Mir is not alone.
Every morning after dropping her kids off at school, Julia Scholz — who owns Stella’s Southern Brasserie with her husband, John — gets online and searches for employees. Even when she does get applications, she knows not to get her hopes up.
“People are walking into restaurants now and seeing empty tables and they’ll ask, ‘Hey, why can’t I get seated?’ They don’t realize we might not have servers to serve you or cooks to cook your food,” Scholz said.
For every 10 interviews she schedules, she said she’s lucky if one person shows up. On the rare occasion that she does bring on a new staff member, there’s no guarantee they’ll actually follow through. More than once, a new hire hasn’t shown up for their first day.
“It’s incredibly discouraging and time-wasting,” she said.
Both Scholz and Mir believe part of the problem is they’re competing with pandemic-era unemployment benefits. Right now, South Carolinians are eligible for $626 each week in combined state and federal benefits as long as they offer proof they have been applying to at least two jobs per week.
Mir said the system is being exploited.
“These [people] just don’t want to work,” he said. “I get at least five applicants a week and when I call them, they never pick up. No one is actually checking if these people have been offered jobs and turned them down so they can keep getting their checks from the government.”
In response to the labor shortage, South Carolina Gov. Henry McMaster recently announced the state will terminate all federal pandemic-related unemployment benefits on June 30, reducing weekly benefits by $300 per person.
“What was intended to be a short-term financial assistance for the vulnerable and displaced during the height of the pandemic has turned into a dangerous federal entitlement,” McMaster said.
But critics have said the move from McMaster will only hurt families that are still rebuilding after the financial hardships of the pandemic.
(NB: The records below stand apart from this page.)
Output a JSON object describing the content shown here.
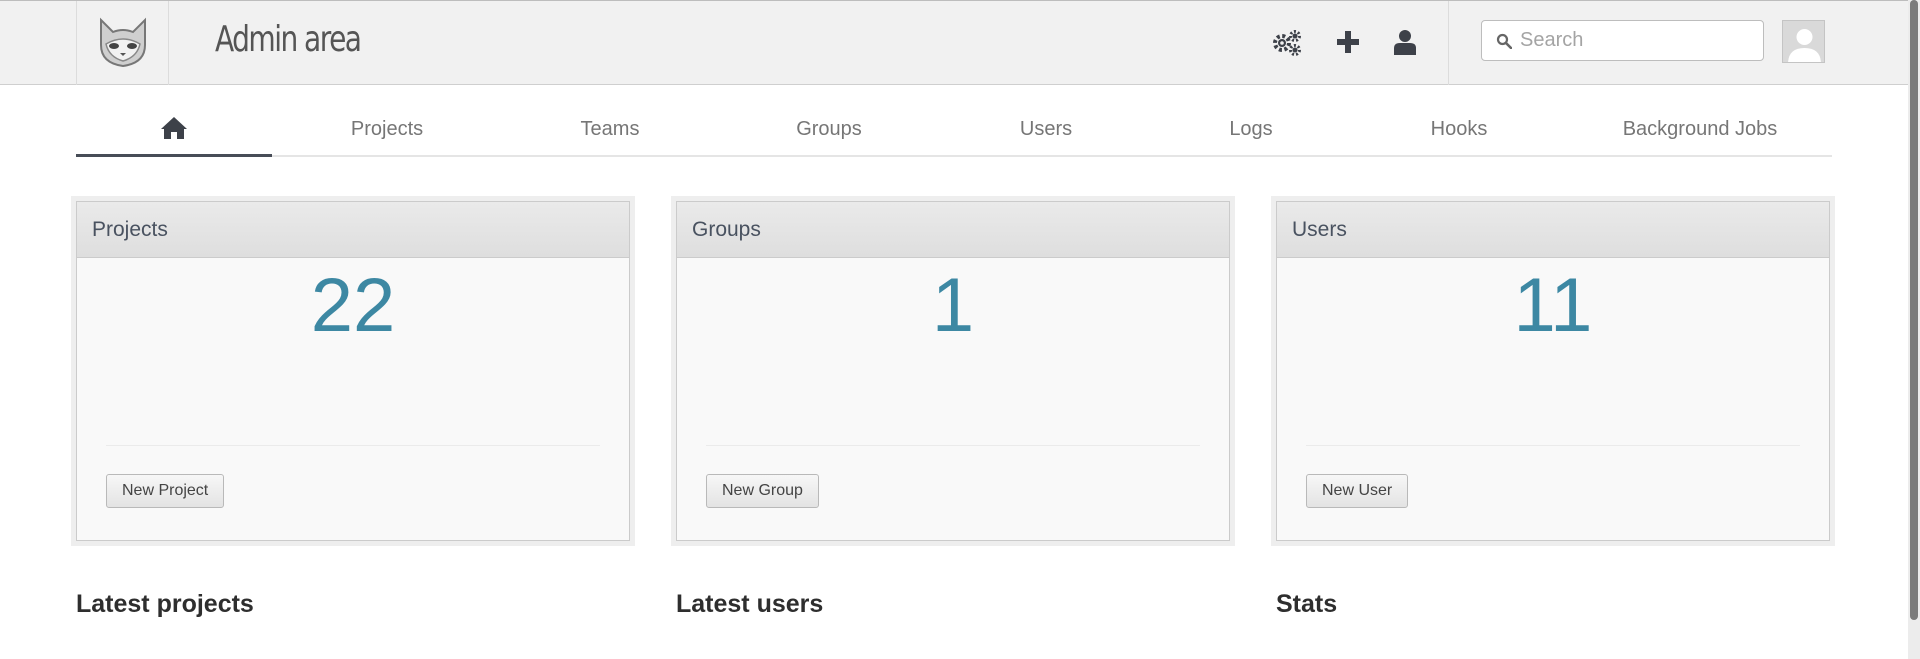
{
  "header": {
    "title": "Admin area",
    "icons": [
      "settings-icon",
      "plus-icon",
      "user-icon"
    ],
    "search": {
      "placeholder": "Search",
      "value": ""
    }
  },
  "nav": {
    "home_icon": "home-icon",
    "tabs": [
      {
        "label": "Projects"
      },
      {
        "label": "Teams"
      },
      {
        "label": "Groups"
      },
      {
        "label": "Users"
      },
      {
        "label": "Logs"
      },
      {
        "label": "Hooks"
      },
      {
        "label": "Background Jobs"
      }
    ]
  },
  "cards": [
    {
      "title": "Projects",
      "count": "22",
      "button": "New Project"
    },
    {
      "title": "Groups",
      "count": "1",
      "button": "New Group"
    },
    {
      "title": "Users",
      "count": "11",
      "button": "New User"
    }
  ],
  "sections": {
    "latest_projects": "Latest projects",
    "latest_users": "Latest users",
    "stats": "Stats"
  },
  "colors": {
    "accent": "#3d88a3",
    "active_tab": "#474d57"
  }
}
The South Carolina Department of Employment and Workforce estimates the state will miss out on upwards of a half-billion dollars by cutting benefits before their original expiration date in September.
In the meantime, restaurants owners are having to adapt to survive.
At Taco La Barra, servers who once made $2.13/hour plus tips are now making $10/hour plus tips, with insurance for full-time employees.
Stella’s recently announced it is no longer opening on Tuesdays, a decision Scholz said was made to give its skeleton crew a break.
“The staff I do have in my kitchen is getting so burned out from 14-hour days and it’s not fair to keep them working these crazy hours,” she said. “None of us wanted to close on Tuesdays, but I felt we were going to lose the good employees we do have because they’re so stressed out and exhausted.”
Other owners like Nick Thomas, who runs Automatic Taco in The Commons, have begun training staff to perform multiple roles at once.
“All the cooks now have to know how to use the POS (point-of-sale) system, we’ve brought some front-of-the-house people in the back to cook, and we replaced all our food runners with pagers that buzz so the customers just come up and get more involved in the process,” Thomas said.
But even these adjustments can’t fully account for what Thomas calls “an insanely bad job market.”
“We’ve cast such a wide net and you still wind up with nothing,” he said. “I think this issue will be like a latent effect where it’ll take maybe six months to get everyone working again.”
Until then, Thomas, Scholz and Mir all asked the public for patience as they try to meet the challenge.
“I just want to say we care a lot about the customer’s experience,” Scholz said. “I don’t think there’s enough awareness in the public about how tough it is right now.”